csMentor, an online technology tool, has created an online platform to help incoming college freshmen avoid dropping out in their first year. According to the company, 30% of freshmen do just that.
The platform acts as an accountability partner than an education tool. According to the site’s research, most of the students drop out within 7-to-10 weeks of their first year. The technology alerts students and their parents of potential academic problems through mentoring videos called Mentoring Interactive Programs (MIP’s). The student answers “Check-In” questions, which are summarized the edtech, reviewed by the csMentor team, and then reported to the student and parent.
The company has no official launch date set, but has made subscriptions available. The program is being piloted by approximately 100 students from the College Success Foundation in Washington D.C., according to one of csMentor’s developers, Steve Wattenmaker.
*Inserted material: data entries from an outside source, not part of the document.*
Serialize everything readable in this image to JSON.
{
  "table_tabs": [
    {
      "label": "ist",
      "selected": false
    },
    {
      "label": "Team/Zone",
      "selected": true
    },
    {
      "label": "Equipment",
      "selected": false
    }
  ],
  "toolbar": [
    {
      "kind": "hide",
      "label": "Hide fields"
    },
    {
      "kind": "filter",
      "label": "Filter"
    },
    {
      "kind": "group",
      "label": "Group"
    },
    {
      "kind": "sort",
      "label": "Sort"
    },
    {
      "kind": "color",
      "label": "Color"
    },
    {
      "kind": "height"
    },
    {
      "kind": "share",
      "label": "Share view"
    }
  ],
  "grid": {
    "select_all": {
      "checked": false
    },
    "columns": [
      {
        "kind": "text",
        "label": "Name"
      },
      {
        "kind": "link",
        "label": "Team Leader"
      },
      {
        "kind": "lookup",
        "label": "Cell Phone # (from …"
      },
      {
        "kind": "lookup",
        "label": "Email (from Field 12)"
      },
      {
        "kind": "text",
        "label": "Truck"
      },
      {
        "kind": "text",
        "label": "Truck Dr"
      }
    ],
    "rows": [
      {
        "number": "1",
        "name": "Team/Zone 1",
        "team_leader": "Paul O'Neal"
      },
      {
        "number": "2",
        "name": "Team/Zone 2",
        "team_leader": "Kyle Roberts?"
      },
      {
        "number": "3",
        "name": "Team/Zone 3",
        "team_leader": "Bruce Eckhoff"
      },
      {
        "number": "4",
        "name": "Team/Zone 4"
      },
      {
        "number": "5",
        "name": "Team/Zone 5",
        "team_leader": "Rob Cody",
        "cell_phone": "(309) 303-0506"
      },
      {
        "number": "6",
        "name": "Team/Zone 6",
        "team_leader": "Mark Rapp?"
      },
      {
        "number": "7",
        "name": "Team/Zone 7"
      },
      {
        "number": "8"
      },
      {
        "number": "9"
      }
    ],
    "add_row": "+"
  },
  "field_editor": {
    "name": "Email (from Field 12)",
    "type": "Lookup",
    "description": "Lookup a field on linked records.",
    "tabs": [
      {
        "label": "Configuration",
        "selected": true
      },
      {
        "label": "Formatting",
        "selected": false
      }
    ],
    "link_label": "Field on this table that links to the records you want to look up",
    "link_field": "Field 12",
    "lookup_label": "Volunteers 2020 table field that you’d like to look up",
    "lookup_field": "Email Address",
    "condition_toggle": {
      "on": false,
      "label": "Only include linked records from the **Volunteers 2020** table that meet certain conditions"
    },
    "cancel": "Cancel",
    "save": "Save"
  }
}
The pilot is being funded by a grant from the Bill and Melinda Gates Foundation.
Wattenmaker said other methods have been attempted to retain college freshmen, “yet the drop-out rate remains a national embarrassment.” He said csMentor itself is still in its early stages and that it is too soon to evaluate its impact.
“We are convinced that csMentor, using a radically different approach, can begin to move the needle in the right direction,” he said.
csMentor costs $29.95 per month, but the first month is free.